# [TASK PROMPT]
Every record below should be copied exactly, with the pictures left out.

_____

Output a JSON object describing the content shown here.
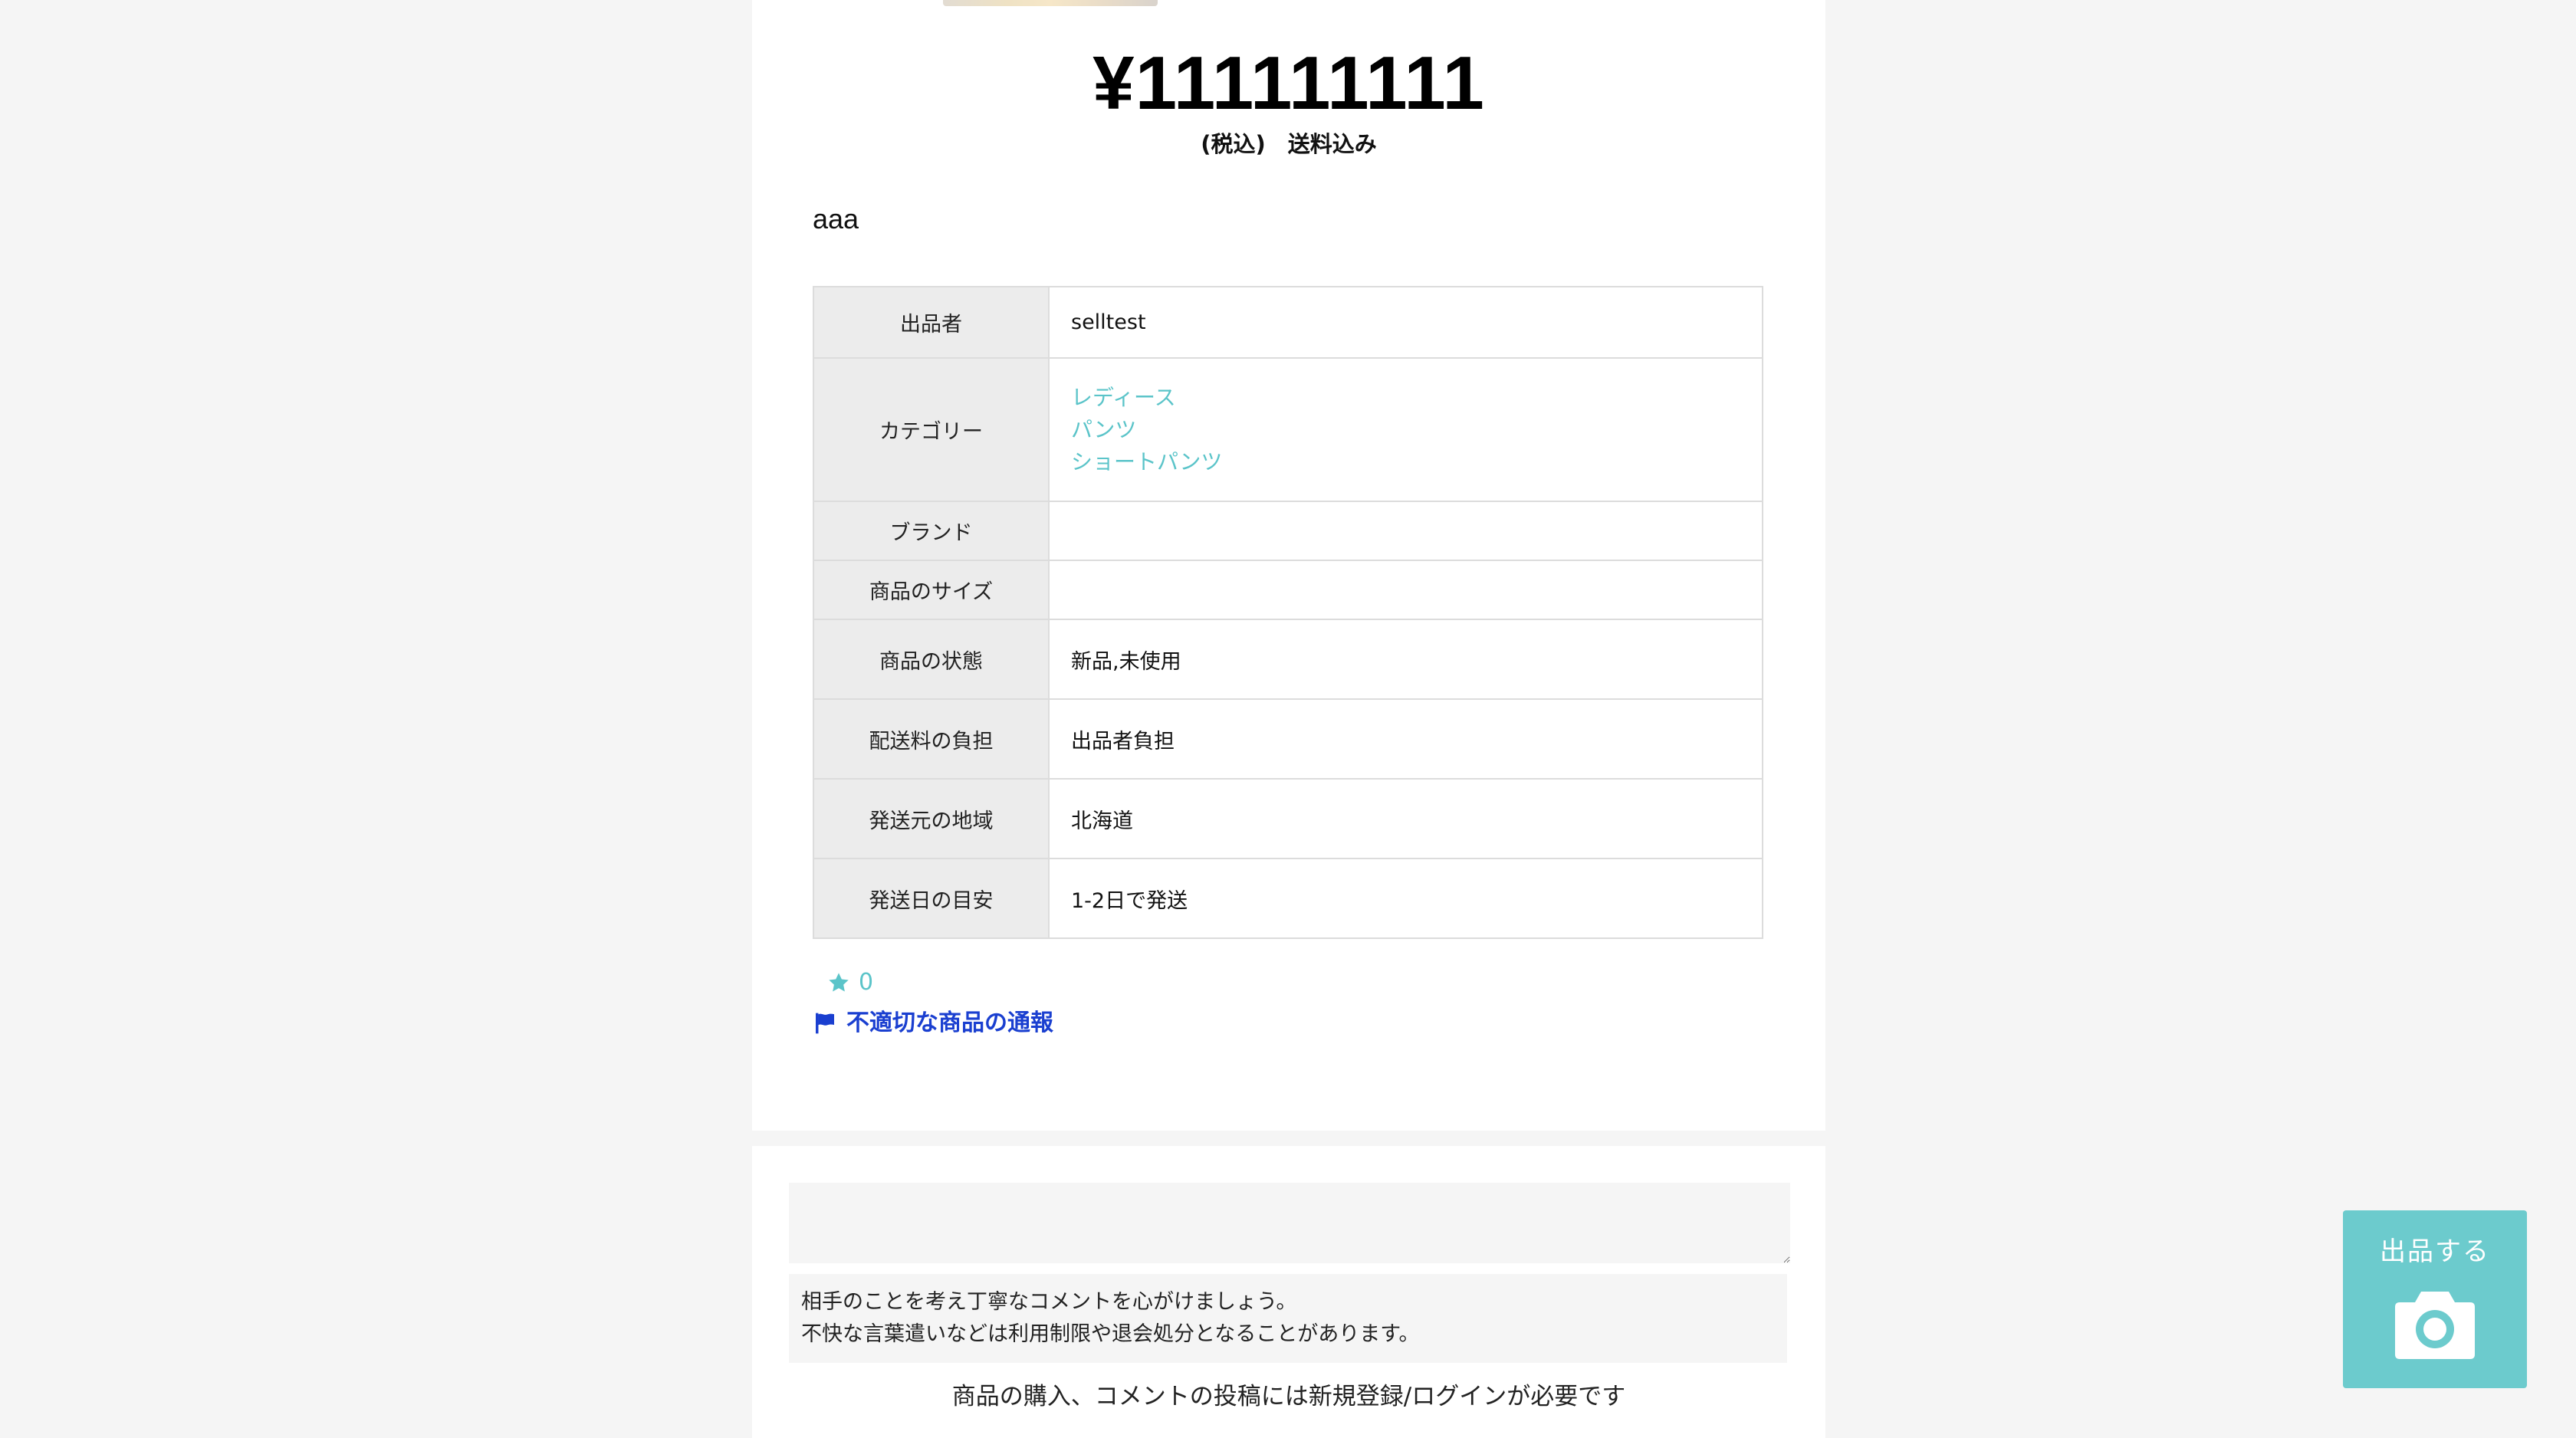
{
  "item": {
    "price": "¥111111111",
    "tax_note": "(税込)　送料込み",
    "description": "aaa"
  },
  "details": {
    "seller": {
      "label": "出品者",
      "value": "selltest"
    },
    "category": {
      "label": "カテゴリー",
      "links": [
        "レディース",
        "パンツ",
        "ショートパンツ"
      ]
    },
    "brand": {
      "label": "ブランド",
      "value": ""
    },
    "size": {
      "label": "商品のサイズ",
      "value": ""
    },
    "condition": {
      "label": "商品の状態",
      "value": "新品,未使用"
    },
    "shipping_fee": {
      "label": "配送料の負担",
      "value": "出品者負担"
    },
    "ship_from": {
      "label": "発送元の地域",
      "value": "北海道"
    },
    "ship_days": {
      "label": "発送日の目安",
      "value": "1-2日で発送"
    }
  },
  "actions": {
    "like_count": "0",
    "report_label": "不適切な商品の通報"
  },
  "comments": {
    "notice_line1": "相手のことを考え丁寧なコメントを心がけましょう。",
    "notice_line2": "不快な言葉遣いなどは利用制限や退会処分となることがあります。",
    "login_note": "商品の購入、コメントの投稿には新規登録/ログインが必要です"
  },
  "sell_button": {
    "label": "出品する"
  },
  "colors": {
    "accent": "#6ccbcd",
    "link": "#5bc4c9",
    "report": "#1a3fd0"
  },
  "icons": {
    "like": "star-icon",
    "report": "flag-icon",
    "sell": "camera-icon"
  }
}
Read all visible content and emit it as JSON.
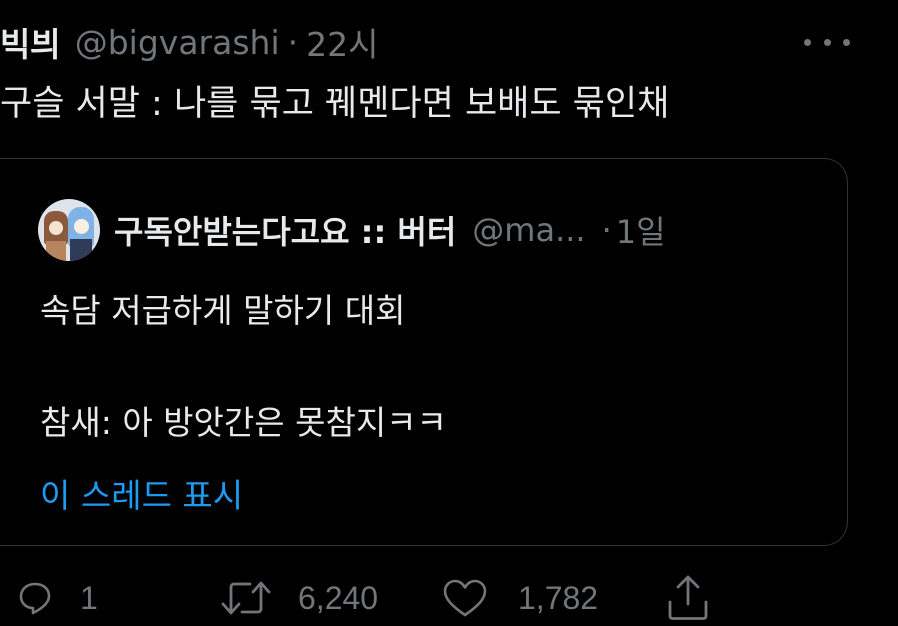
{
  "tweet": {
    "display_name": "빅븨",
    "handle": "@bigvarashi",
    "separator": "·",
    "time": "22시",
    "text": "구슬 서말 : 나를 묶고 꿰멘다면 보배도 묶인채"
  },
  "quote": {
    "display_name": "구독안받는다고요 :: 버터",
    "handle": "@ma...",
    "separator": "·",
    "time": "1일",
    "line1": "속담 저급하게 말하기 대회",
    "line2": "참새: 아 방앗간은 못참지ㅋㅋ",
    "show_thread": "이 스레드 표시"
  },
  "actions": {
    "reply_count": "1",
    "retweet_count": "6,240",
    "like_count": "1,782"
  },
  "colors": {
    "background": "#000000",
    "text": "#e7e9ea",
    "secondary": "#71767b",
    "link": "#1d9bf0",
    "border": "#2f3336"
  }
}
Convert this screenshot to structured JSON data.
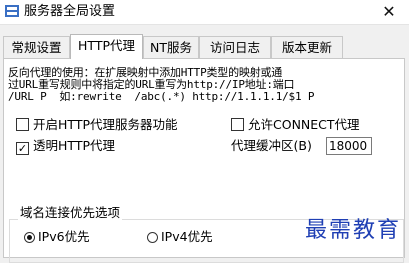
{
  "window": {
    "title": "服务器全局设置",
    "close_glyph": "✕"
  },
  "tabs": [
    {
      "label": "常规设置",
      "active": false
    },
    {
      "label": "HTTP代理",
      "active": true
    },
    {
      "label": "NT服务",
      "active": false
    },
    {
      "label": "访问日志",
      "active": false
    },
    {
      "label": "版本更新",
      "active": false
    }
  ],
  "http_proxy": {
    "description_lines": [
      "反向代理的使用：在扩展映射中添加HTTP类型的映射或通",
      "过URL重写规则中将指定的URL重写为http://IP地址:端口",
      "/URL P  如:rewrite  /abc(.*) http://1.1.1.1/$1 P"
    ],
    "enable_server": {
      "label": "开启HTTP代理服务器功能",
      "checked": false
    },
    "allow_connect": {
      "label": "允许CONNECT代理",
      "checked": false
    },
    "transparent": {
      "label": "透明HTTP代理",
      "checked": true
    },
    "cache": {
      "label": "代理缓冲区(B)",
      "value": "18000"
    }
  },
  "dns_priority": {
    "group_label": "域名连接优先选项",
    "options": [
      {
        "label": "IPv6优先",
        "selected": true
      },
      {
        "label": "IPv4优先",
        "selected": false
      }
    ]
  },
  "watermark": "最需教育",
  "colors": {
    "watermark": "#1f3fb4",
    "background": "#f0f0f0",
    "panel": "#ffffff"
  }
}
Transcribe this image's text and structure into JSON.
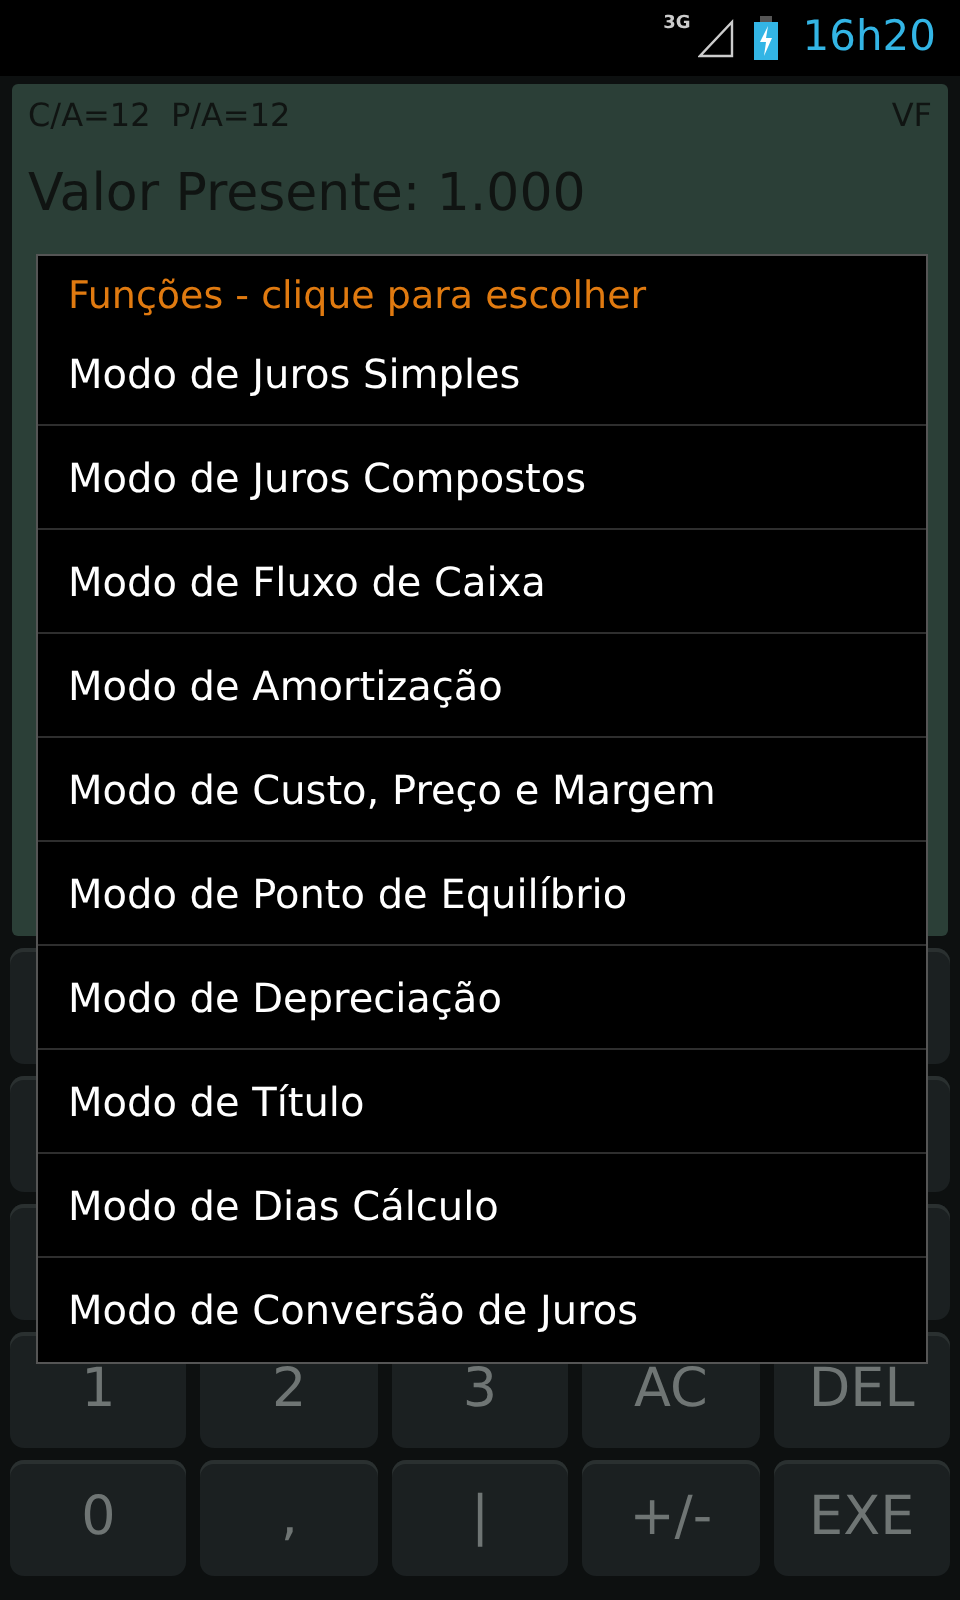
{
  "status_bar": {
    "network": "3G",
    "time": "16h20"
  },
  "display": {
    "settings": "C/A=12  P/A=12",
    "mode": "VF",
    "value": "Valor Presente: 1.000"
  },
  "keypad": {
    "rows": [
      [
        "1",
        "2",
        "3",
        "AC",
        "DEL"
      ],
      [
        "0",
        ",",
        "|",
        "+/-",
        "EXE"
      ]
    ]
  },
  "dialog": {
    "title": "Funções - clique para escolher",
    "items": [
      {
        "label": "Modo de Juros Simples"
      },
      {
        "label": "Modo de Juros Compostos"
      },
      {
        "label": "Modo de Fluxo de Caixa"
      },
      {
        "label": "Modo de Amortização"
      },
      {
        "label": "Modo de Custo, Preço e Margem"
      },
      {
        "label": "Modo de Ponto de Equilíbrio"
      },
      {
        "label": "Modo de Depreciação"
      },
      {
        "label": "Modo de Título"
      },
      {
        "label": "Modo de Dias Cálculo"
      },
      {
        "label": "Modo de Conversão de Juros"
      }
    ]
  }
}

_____

# [RESPONSE TO THE EXERCISE]
Output a JSON object describing the content shown here.
{
  "item": {
    "price": "¥111111111",
    "tax_note": "(税込)　送料込み",
    "description": "aaa"
  },
  "details": {
    "seller": {
      "label": "出品者",
      "value": "selltest"
    },
    "category": {
      "label": "カテゴリー",
      "links": [
        "レディース",
        "パンツ",
        "ショートパンツ"
      ]
    },
    "brand": {
      "label": "ブランド",
      "value": ""
    },
    "size": {
      "label": "商品のサイズ",
      "value": ""
    },
    "condition": {
      "label": "商品の状態",
      "value": "新品,未使用"
    },
    "shipping_fee": {
      "label": "配送料の負担",
      "value": "出品者負担"
    },
    "ship_from": {
      "label": "発送元の地域",
      "value": "北海道"
    },
    "ship_days": {
      "label": "発送日の目安",
      "value": "1-2日で発送"
    }
  },
  "actions": {
    "like_count": "0",
    "report_label": "不適切な商品の通報"
  },
  "comments": {
    "notice_line1": "相手のことを考え丁寧なコメントを心がけましょう。",
    "notice_line2": "不快な言葉遣いなどは利用制限や退会処分となることがあります。",
    "login_note": "商品の購入、コメントの投稿には新規登録/ログインが必要です"
  },
  "sell_button": {
    "label": "出品する"
  },
  "colors": {
    "accent": "#6ccbcd",
    "link": "#5bc4c9",
    "report": "#1a3fd0"
  },
  "icons": {
    "like": "star-icon",
    "report": "flag-icon",
    "sell": "camera-icon"
  }
}
Read all visible content and emit it as JSON.
{
  "tweet": {
    "display_name": "빅븨",
    "handle": "@bigvarashi",
    "separator": "·",
    "time": "22시",
    "text": "구슬 서말 : 나를 묶고 꿰멘다면 보배도 묶인채"
  },
  "quote": {
    "display_name": "구독안받는다고요 :: 버터",
    "handle": "@ma...",
    "separator": "·",
    "time": "1일",
    "line1": "속담 저급하게 말하기 대회",
    "line2": "참새: 아 방앗간은 못참지ㅋㅋ",
    "show_thread": "이 스레드 표시"
  },
  "actions": {
    "reply_count": "1",
    "retweet_count": "6,240",
    "like_count": "1,782"
  },
  "colors": {
    "background": "#000000",
    "text": "#e7e9ea",
    "secondary": "#71767b",
    "link": "#1d9bf0",
    "border": "#2f3336"
  }
}
Convert this screenshot to structured JSON data.
{
  "window": {
    "title": "服务器全局设置",
    "close_glyph": "✕"
  },
  "tabs": [
    {
      "label": "常规设置",
      "active": false
    },
    {
      "label": "HTTP代理",
      "active": true
    },
    {
      "label": "NT服务",
      "active": false
    },
    {
      "label": "访问日志",
      "active": false
    },
    {
      "label": "版本更新",
      "active": false
    }
  ],
  "http_proxy": {
    "description_lines": [
      "反向代理的使用：在扩展映射中添加HTTP类型的映射或通",
      "过URL重写规则中将指定的URL重写为http://IP地址:端口",
      "/URL P  如:rewrite  /abc(.*) http://1.1.1.1/$1 P"
    ],
    "enable_server": {
      "label": "开启HTTP代理服务器功能",
      "checked": false
    },
    "allow_connect": {
      "label": "允许CONNECT代理",
      "checked": false
    },
    "transparent": {
      "label": "透明HTTP代理",
      "checked": true
    },
    "cache": {
      "label": "代理缓冲区(B)",
      "value": "18000"
    }
  },
  "dns_priority": {
    "group_label": "域名连接优先选项",
    "options": [
      {
        "label": "IPv6优先",
        "selected": true
      },
      {
        "label": "IPv4优先",
        "selected": false
      }
    ]
  },
  "watermark": "最需教育",
  "colors": {
    "watermark": "#1f3fb4",
    "background": "#f0f0f0",
    "panel": "#ffffff"
  }
}
Transcribe this image's text and structure into JSON.
{
  "status_bar": {
    "network": "3G",
    "time": "16h20"
  },
  "display": {
    "settings": "C/A=12  P/A=12",
    "mode": "VF",
    "value": "Valor Presente: 1.000"
  },
  "keypad": {
    "rows": [
      [
        "1",
        "2",
        "3",
        "AC",
        "DEL"
      ],
      [
        "0",
        ",",
        "|",
        "+/-",
        "EXE"
      ]
    ]
  },
  "dialog": {
    "title": "Funções - clique para escolher",
    "items": [
      {
        "label": "Modo de Juros Simples"
      },
      {
        "label": "Modo de Juros Compostos"
      },
      {
        "label": "Modo de Fluxo de Caixa"
      },
      {
        "label": "Modo de Amortização"
      },
      {
        "label": "Modo de Custo, Preço e Margem"
      },
      {
        "label": "Modo de Ponto de Equilíbrio"
      },
      {
        "label": "Modo de Depreciação"
      },
      {
        "label": "Modo de Título"
      },
      {
        "label": "Modo de Dias Cálculo"
      },
      {
        "label": "Modo de Conversão de Juros"
      }
    ]
  }
}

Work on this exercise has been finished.